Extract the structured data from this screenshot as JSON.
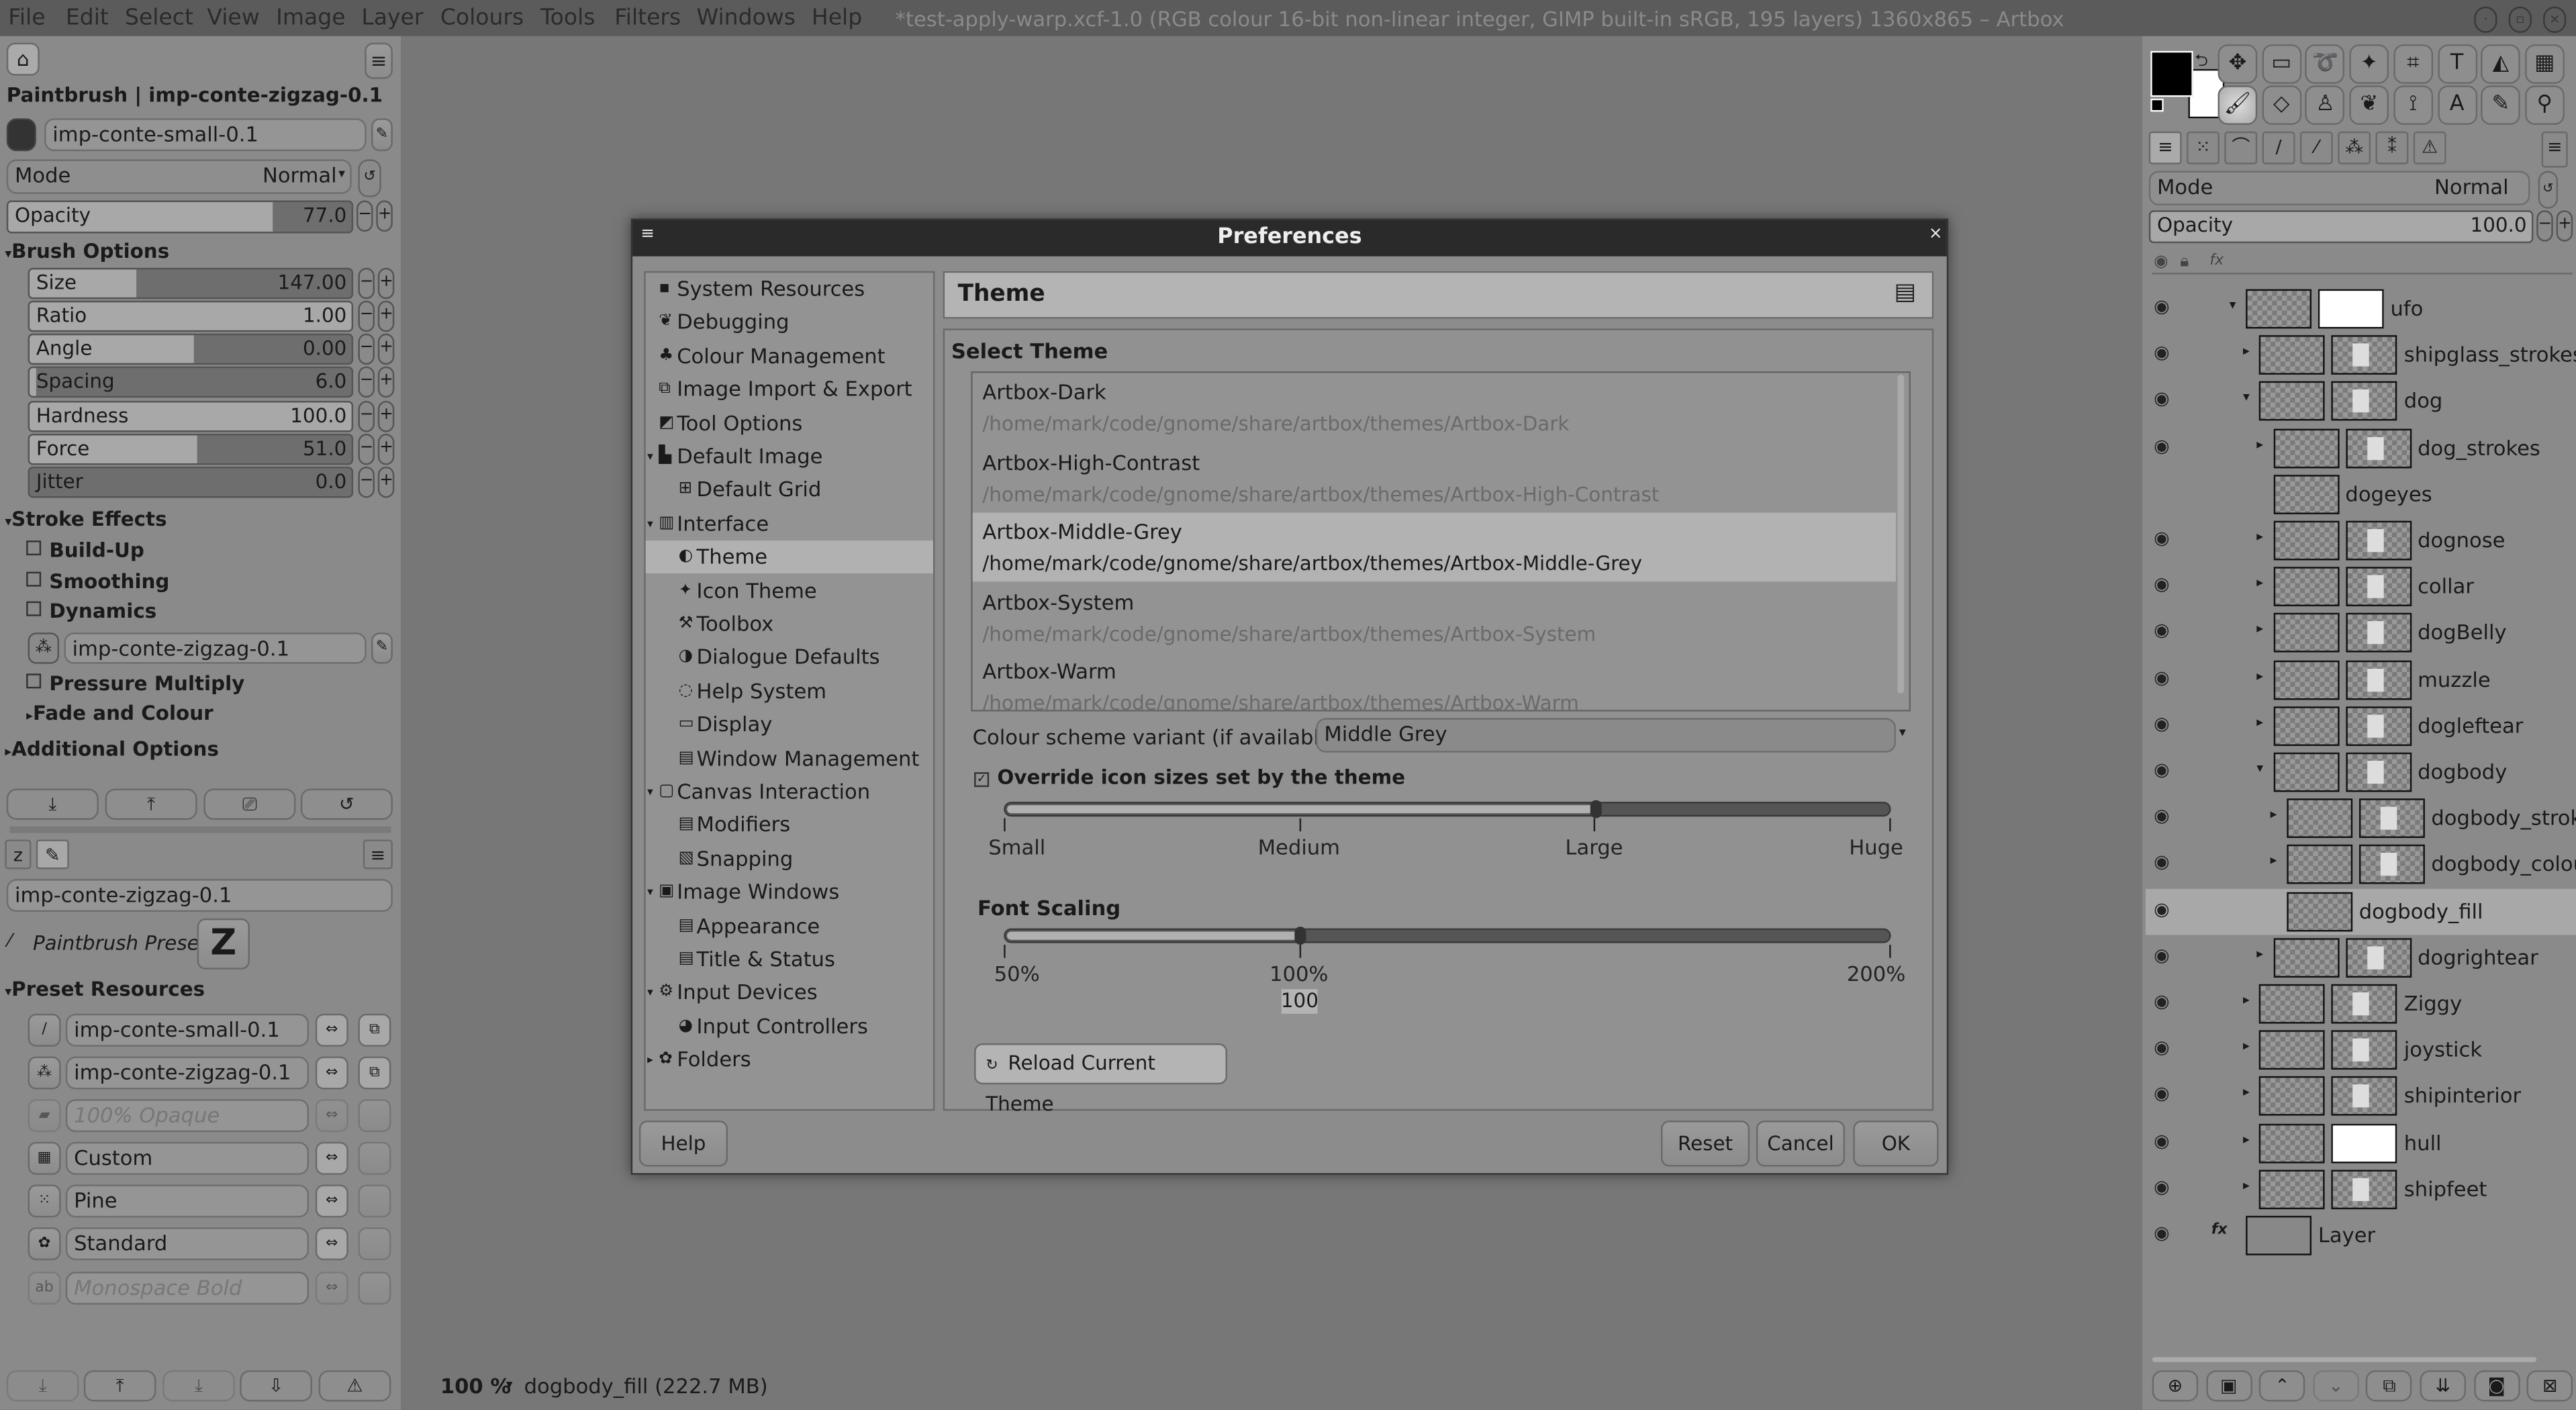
{
  "menubar": {
    "items": [
      "File",
      "Edit",
      "Select",
      "View",
      "Image",
      "Layer",
      "Colours",
      "Tools",
      "Filters",
      "Windows",
      "Help"
    ]
  },
  "window_title": "*test-apply-warp.xcf-1.0 (RGB colour 16-bit non-linear integer, GIMP built-in sRGB, 195 layers) 1360x865 – Artbox",
  "window_controls": [
    "minimize",
    "maximize",
    "close"
  ],
  "tool_options": {
    "title": "Paintbrush | imp-conte-zigzag-0.1",
    "brush": "imp-conte-small-0.1",
    "mode_label": "Mode",
    "mode_value": "Normal",
    "opacity_label": "Opacity",
    "opacity_value": "77.0",
    "opacity_fill": 0.77,
    "brush_options_label": "Brush Options",
    "sliders": [
      {
        "label": "Size",
        "value": "147.00",
        "fill": 0.33
      },
      {
        "label": "Ratio",
        "value": "1.00",
        "fill": 1.0
      },
      {
        "label": "Angle",
        "value": "0.00",
        "fill": 0.51
      },
      {
        "label": "Spacing",
        "value": "6.0",
        "fill": 0.02
      },
      {
        "label": "Hardness",
        "value": "100.0",
        "fill": 1.0
      },
      {
        "label": "Force",
        "value": "51.0",
        "fill": 0.52
      },
      {
        "label": "Jitter",
        "value": "0.0",
        "fill": 0.0
      }
    ],
    "stroke_effects_label": "Stroke Effects",
    "build_up": "Build-Up",
    "smoothing": "Smoothing",
    "dynamics": "Dynamics",
    "dynamics_value": "imp-conte-zigzag-0.1",
    "pressure_multiply": "Pressure Multiply",
    "fade_colour": "Fade and Colour",
    "additional_options": "Additional Options"
  },
  "preset_editor": {
    "name": "imp-conte-zigzag-0.1",
    "preset_label": "Paintbrush Preset",
    "resources_label": "Preset Resources",
    "resources": [
      {
        "value": "imp-conte-small-0.1",
        "enabled": true
      },
      {
        "value": "imp-conte-zigzag-0.1",
        "enabled": true
      },
      {
        "value": "100% Opaque",
        "enabled": false
      },
      {
        "value": "Custom",
        "enabled": true
      },
      {
        "value": "Pine",
        "enabled": true
      },
      {
        "value": "Standard",
        "enabled": true
      },
      {
        "value": "Monospace Bold",
        "enabled": false
      }
    ]
  },
  "statusbar": {
    "zoom": "100 %",
    "info": "dogbody_fill (222.7 MB)"
  },
  "preferences": {
    "title": "Preferences",
    "nav": [
      {
        "label": "System Resources",
        "depth": 0,
        "icon": "chip-icon"
      },
      {
        "label": "Debugging",
        "depth": 0,
        "icon": "bug-icon"
      },
      {
        "label": "Colour Management",
        "depth": 0,
        "icon": "colour-icon"
      },
      {
        "label": "Image Import & Export",
        "depth": 0,
        "icon": "import-icon"
      },
      {
        "label": "Tool Options",
        "depth": 0,
        "icon": "tool-options-icon"
      },
      {
        "label": "Default Image",
        "depth": 0,
        "icon": "image-icon",
        "expanded": true
      },
      {
        "label": "Default Grid",
        "depth": 1,
        "icon": "grid-icon"
      },
      {
        "label": "Interface",
        "depth": 0,
        "icon": "interface-icon",
        "expanded": true
      },
      {
        "label": "Theme",
        "depth": 1,
        "icon": "theme-icon",
        "selected": true
      },
      {
        "label": "Icon Theme",
        "depth": 1,
        "icon": "icon-theme-icon"
      },
      {
        "label": "Toolbox",
        "depth": 1,
        "icon": "toolbox-icon"
      },
      {
        "label": "Dialogue Defaults",
        "depth": 1,
        "icon": "dialog-icon"
      },
      {
        "label": "Help System",
        "depth": 1,
        "icon": "help-icon"
      },
      {
        "label": "Display",
        "depth": 1,
        "icon": "display-icon"
      },
      {
        "label": "Window Management",
        "depth": 1,
        "icon": "window-icon"
      },
      {
        "label": "Canvas Interaction",
        "depth": 0,
        "icon": "canvas-icon",
        "expanded": true
      },
      {
        "label": "Modifiers",
        "depth": 1,
        "icon": "modifiers-icon"
      },
      {
        "label": "Snapping",
        "depth": 1,
        "icon": "snap-icon"
      },
      {
        "label": "Image Windows",
        "depth": 0,
        "icon": "image-windows-icon",
        "expanded": true
      },
      {
        "label": "Appearance",
        "depth": 1,
        "icon": "appearance-icon"
      },
      {
        "label": "Title & Status",
        "depth": 1,
        "icon": "title-icon"
      },
      {
        "label": "Input Devices",
        "depth": 0,
        "icon": "input-icon",
        "expanded": true
      },
      {
        "label": "Input Controllers",
        "depth": 1,
        "icon": "controller-icon"
      },
      {
        "label": "Folders",
        "depth": 0,
        "icon": "folder-icon",
        "expanded": false
      }
    ],
    "header": "Theme",
    "select_theme_label": "Select Theme",
    "themes": [
      {
        "name": "Artbox-Dark",
        "path": "/home/mark/code/gnome/share/artbox/themes/Artbox-Dark"
      },
      {
        "name": "Artbox-High-Contrast",
        "path": "/home/mark/code/gnome/share/artbox/themes/Artbox-High-Contrast"
      },
      {
        "name": "Artbox-Middle-Grey",
        "path": "/home/mark/code/gnome/share/artbox/themes/Artbox-Middle-Grey",
        "selected": true
      },
      {
        "name": "Artbox-System",
        "path": "/home/mark/code/gnome/share/artbox/themes/Artbox-System"
      },
      {
        "name": "Artbox-Warm",
        "path": "/home/mark/code/gnome/share/artbox/themes/Artbox-Warm"
      }
    ],
    "colour_scheme_label": "Colour scheme variant (if available)",
    "colour_scheme_value": "Middle Grey",
    "override_icons_label": "Override icon sizes set by the theme",
    "override_icons_checked": true,
    "icon_size_ticks": [
      "Small",
      "Medium",
      "Large",
      "Huge"
    ],
    "icon_size_value": "Large",
    "font_scaling_label": "Font Scaling",
    "font_scale_ticks": [
      "50%",
      "100%",
      "200%"
    ],
    "font_scale_value": "100",
    "font_scale_range": [
      50,
      200
    ],
    "reload_label": "Reload Current Theme",
    "help_label": "Help",
    "reset_label": "Reset",
    "cancel_label": "Cancel",
    "ok_label": "OK"
  },
  "layers_panel": {
    "mode_label": "Mode",
    "mode_value": "Normal",
    "opacity_label": "Opacity",
    "opacity_value": "100.0",
    "layers": [
      {
        "name": "ufo",
        "depth": 0,
        "expander": "open",
        "visible": true,
        "mask": "white"
      },
      {
        "name": "shipglass_strokes",
        "depth": 1,
        "expander": "closed",
        "visible": true,
        "mask": "partial"
      },
      {
        "name": "dog",
        "depth": 1,
        "expander": "open",
        "visible": true,
        "mask": "partial"
      },
      {
        "name": "dog_strokes",
        "depth": 2,
        "expander": "closed",
        "visible": true,
        "mask": "partial"
      },
      {
        "name": "dogeyes",
        "depth": 2,
        "visible": false
      },
      {
        "name": "dognose",
        "depth": 2,
        "expander": "closed",
        "visible": true,
        "mask": "partial"
      },
      {
        "name": "collar",
        "depth": 2,
        "expander": "closed",
        "visible": true,
        "mask": "partial"
      },
      {
        "name": "dogBelly",
        "depth": 2,
        "expander": "closed",
        "visible": true,
        "mask": "partial"
      },
      {
        "name": "muzzle",
        "depth": 2,
        "expander": "closed",
        "visible": true,
        "mask": "partial"
      },
      {
        "name": "dogleftear",
        "depth": 2,
        "expander": "closed",
        "visible": true,
        "mask": "partial"
      },
      {
        "name": "dogbody",
        "depth": 2,
        "expander": "open",
        "visible": true,
        "mask": "partial"
      },
      {
        "name": "dogbody_strokes",
        "depth": 3,
        "expander": "closed",
        "visible": true,
        "mask": "partial"
      },
      {
        "name": "dogbody_colour",
        "depth": 3,
        "expander": "closed",
        "visible": true,
        "mask": "partial"
      },
      {
        "name": "dogbody_fill",
        "depth": 3,
        "visible": true,
        "selected": true
      },
      {
        "name": "dogrightear",
        "depth": 2,
        "expander": "closed",
        "visible": true,
        "mask": "partial"
      },
      {
        "name": "Ziggy",
        "depth": 1,
        "expander": "closed",
        "visible": true,
        "mask": "partial"
      },
      {
        "name": "joystick",
        "depth": 1,
        "expander": "closed",
        "visible": true,
        "mask": "partial"
      },
      {
        "name": "shipinterior",
        "depth": 1,
        "expander": "closed",
        "visible": true,
        "mask": "partial"
      },
      {
        "name": "hull",
        "depth": 1,
        "expander": "closed",
        "visible": true,
        "mask": "white"
      },
      {
        "name": "shipfeet",
        "depth": 1,
        "expander": "closed",
        "visible": true,
        "mask": "partial"
      },
      {
        "name": "Layer",
        "depth": 0,
        "visible": true,
        "fx": true,
        "plain": true
      }
    ]
  },
  "toolbox": {
    "fg_color": "#000000",
    "bg_color": "#ffffff",
    "row1": [
      "move-icon",
      "rect-select-icon",
      "lasso-icon",
      "fuzzy-select-icon",
      "crop-icon",
      "transform-icon",
      "warp-icon",
      "fill-icon"
    ],
    "row1_glyphs": [
      "✥",
      "▭",
      "➰",
      "✦",
      "⌗",
      "T",
      "◭",
      "▦"
    ],
    "row2": [
      "paintbrush-icon",
      "eraser-icon",
      "clone-icon",
      "smudge-icon",
      "paths-icon",
      "text-icon",
      "color-picker-icon",
      "zoom-icon"
    ],
    "row2_glyphs": [
      "🖌",
      "◇",
      "♙",
      "❦",
      "⟟",
      "A",
      "✎",
      "⚲"
    ],
    "tabs": [
      "layers-icon",
      "channels-icon",
      "paths-tab-icon",
      "brushes-icon",
      "dynamics-icon",
      "patterns-icon",
      "gradients-icon",
      "warning-icon"
    ],
    "tab_glyphs": [
      "≡",
      "⁙",
      "⌒",
      "/",
      "⁄",
      "⁂",
      "⁑",
      "⚠"
    ]
  }
}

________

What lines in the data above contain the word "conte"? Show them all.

    "title": "Paintbrush | imp-conte-zigzag-0.1",
    "brush": "imp-conte-small-0.1",
    "dynamics_value": "imp-conte-zigzag-0.1",
    "name": "imp-conte-zigzag-0.1",
        "value": "imp-conte-small-0.1",
        "value": "imp-conte-zigzag-0.1",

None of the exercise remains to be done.